We can do this for whatever word pairs we like to determine how different they are! I'm using squared-error here instead of abs() or L1 error, but the same idea applies. Cosine-distance is also immensely popular because it gives a nice, normalized vector. I'm excluding it here only for the sake of brevity. Go look it up. ;) Smaller distances means the words are closer in semantic space. Think of it like peanut-butter being close to jam in the grocery store. Things which are semantically similar are closer.

Matrix catDogDiff = catActivation.subtract(dogActivation);
double catDogDistance = catDogDiff.elementMultiply(catDogDiff).sum(); // Squared distance.
Matrix dogComputerDiff = dogActivation.subtract(computerActivation);
double dogComputerDistance = dogComputerDiff.elementMultiply(dogComputerDiff).sum();
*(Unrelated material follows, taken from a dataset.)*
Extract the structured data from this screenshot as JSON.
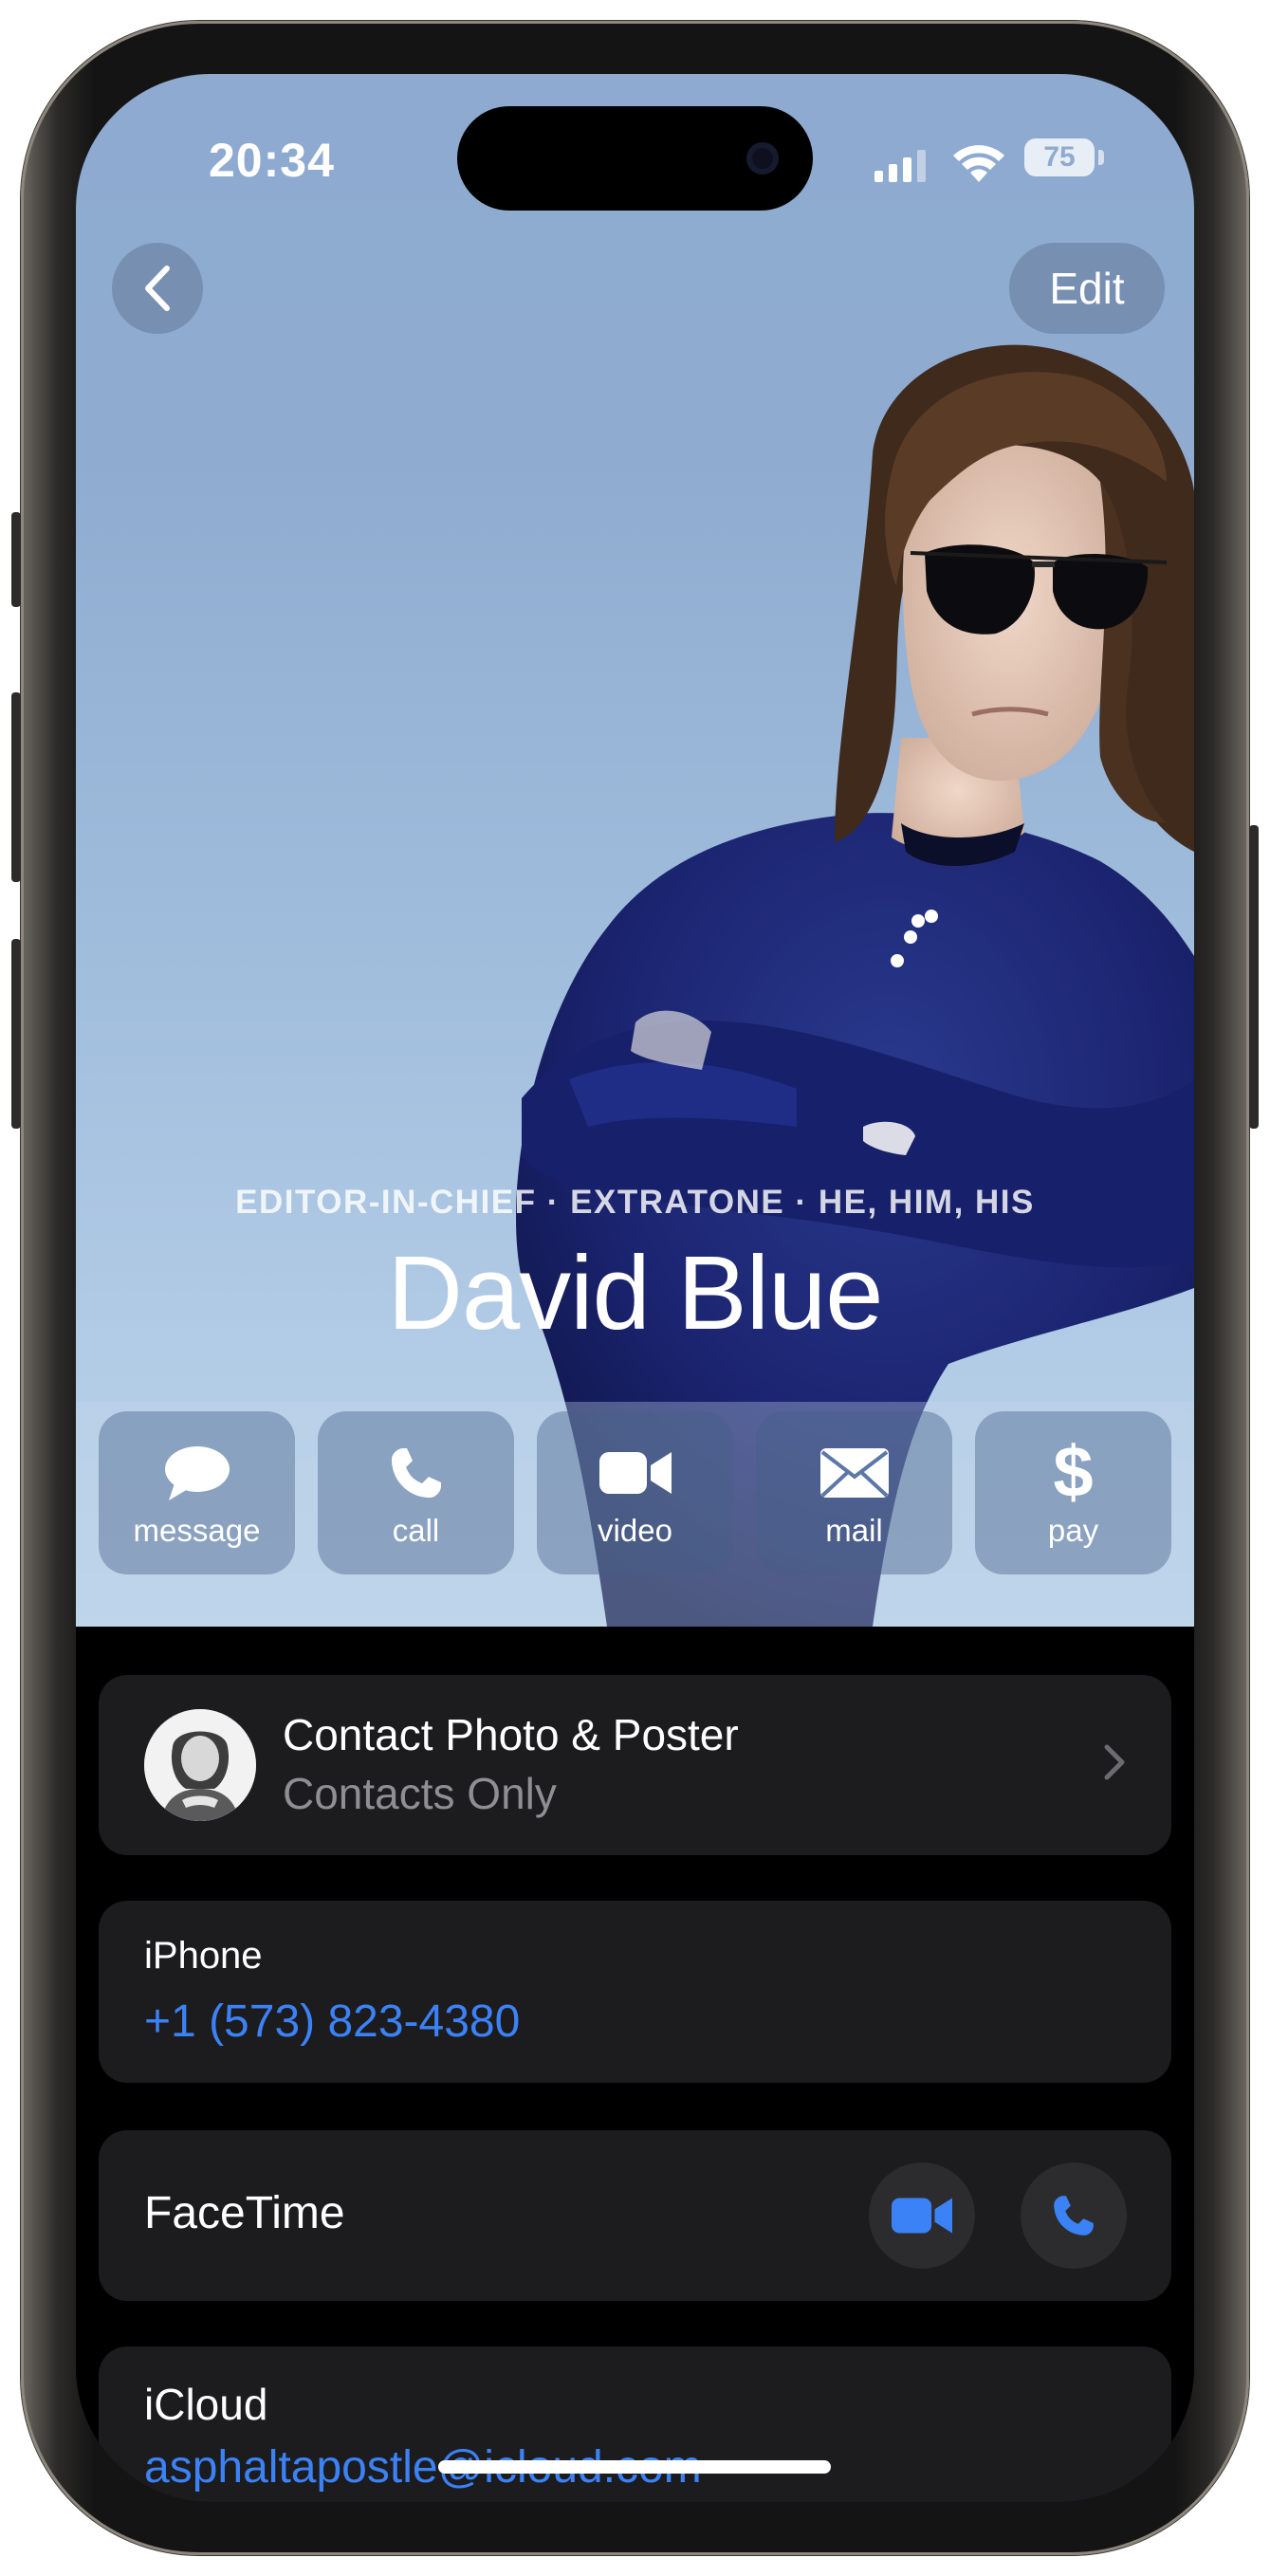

System.out.println("cat vec: " + catActivation);
System.out.println("dog vec: " + dogActivation);
System.out.println("comp vec: " + computerActivation);
System.out.println("catDog dist: " + catDogDistance);
System.out.println("dogComp dist: " + dogComputerDistance);
assertTrue(catDogDistance < dogComputerDistance);

And that gives us the output we see at the start.

Semantic representations are an awesomely powerful concept which can be applied at a bunch of different levels of abstraction. We're using it now for words, but there's nothing to prevent it from being used for concepts or images or any of a large number of places. Give it a go and see what you can do with it!

Notes and Corrections

Distance and Similarity are opposite sides of the same coin. If the distance between a and b is zero, the similarity between a and b is large. I prefer distance as a metric to similarity because 0 means identical and anything bigger is more dissimilar. Things can only be so identical, but they can be infinitely different. Similarity doesn't have the same property. 0 can be 'not at all similar', but then 1 may or may not be quite similar. Similarity assumes that there's a _maximum_ amount of DISSIMILARITY. That doesn't sit well with me, but there are all kinds of ways to handle it mathematically.

All code for this is available here as part of the unit test for my library.

The article originally misrepresented this idea as 'word2vec'. Since it doesn't include the skip-gram modelling portion I am renaming it 'compressed representation'. A huge thank you to Reddit user Powlerbare for the correction!

You can read more on the following pages:

Feature learning with Word2Vec

Making Sense of Word2Vec